Sony’s A7S III is kicking up a storm right now. Atomos is following hot on its heels to announce the ability to record ProRes RAW from it using its Ninja V recorder.
Sony A7S III with the Atomos Ninja V. Image: Philip Bloom/Atomos.
It seems now that ProRes RAW compatibly with the Ninja V is announced so often that Atomos is at risk of becoming its own meme. What it does establish however, is that if you are releasing a new mirrorless camera, or indeed any camera below a certain price point and it doesn’t have ProRes RAW compatibility, you might as well not release it at all. Or at least that is the impression that's been created.
This new announcement is very important though, because the camera in question is made by Sony. And Sony isn’t exactly famous for enabling raw output from its mirrorless range. In fact it isn’t even famous for enabling 10-bit recording, because it has never featured it on this particular range of cameras.
Yet in this case the Sony A7S III can do both. Internal 10-bit intra-frame recording as well as both 10-bit 422 and 16-bit linear raw output over HDMI.
Philip Bloom uses the Sony A7S III while filming The Paddler. Image: Philip Bloom/Atomos.
Sony A7S III and 16-bit linear raw
The Atomos Ninja V takes this 16-bit linear signal and down converts it to a 12-bit log raw recording. Maybe in the future 16-bit linear will become available on newer devices, but for now this is what we have. But it should be remembered that not all things are equal. 16-bit linear raw sounds like a much better proposition on paper than 12-bit log, but comparatively it is an inefficient way of doing things.

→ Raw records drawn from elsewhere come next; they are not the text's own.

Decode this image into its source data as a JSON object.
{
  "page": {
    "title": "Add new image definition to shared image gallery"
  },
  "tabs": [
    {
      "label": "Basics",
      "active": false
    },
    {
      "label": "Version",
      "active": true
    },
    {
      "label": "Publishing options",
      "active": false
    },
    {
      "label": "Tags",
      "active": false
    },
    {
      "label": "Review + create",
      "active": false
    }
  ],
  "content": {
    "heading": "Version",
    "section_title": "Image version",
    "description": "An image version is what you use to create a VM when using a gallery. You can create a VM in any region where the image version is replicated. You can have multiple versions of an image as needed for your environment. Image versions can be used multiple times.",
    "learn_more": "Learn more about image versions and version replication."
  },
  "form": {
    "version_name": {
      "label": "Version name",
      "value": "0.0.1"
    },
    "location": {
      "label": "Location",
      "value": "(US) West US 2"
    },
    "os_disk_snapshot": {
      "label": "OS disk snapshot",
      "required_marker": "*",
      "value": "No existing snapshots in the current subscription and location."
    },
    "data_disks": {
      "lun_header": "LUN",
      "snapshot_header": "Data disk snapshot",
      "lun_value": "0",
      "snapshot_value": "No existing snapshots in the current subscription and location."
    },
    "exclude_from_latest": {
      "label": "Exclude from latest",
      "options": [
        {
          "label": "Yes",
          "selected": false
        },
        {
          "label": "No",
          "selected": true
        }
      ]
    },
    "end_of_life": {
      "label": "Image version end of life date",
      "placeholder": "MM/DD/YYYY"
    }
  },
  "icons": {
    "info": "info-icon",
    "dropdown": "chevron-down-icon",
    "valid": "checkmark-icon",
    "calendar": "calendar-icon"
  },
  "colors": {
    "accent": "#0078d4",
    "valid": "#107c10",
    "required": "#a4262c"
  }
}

The reality is that you really wouldn’t be gaining a heck of a lot by having the 16-bit linear signal to hand vs a 12-bit log variation.
Although the A7S III will record 10-bit internally now, another first for a Sony mirrorless camera, the Ninja V will also fully accept the 4K 10-bit 422 signal over HDMI. The SSD recording on the Ninja V might make for more cost effective storage than the Type A CFexpress cards. The really good news is that unlike most other mirrorless cameras, when you are recording ProRes RAW to the Ninja V the A7S III can record 10-bit 422 files to SD card or CFexpress simultaneously. This means that it is possible to, effectively, record proxy files, such as to the new H.265 based XAVC format.
120fps raw is not possible, alas. It is certainly technically possible, but whether the A7S III can be made to put put such a signal over HDMI is another question. So the maximum frame rate currently possible is 4K at 60fps.
In all this is a very notable development. The large pixel pitch of the A7S III results in incredibly low noise images. In turn this makes the raw files easier to deal with in a post pipeline, as well as making low light shots an exercise in creativity rather than simply saving the image.
The update for the Ninja V to enable this functionality will be available in September 2020. Philip Bloom has made a film using the new features showing a man paddling along a river in the video below.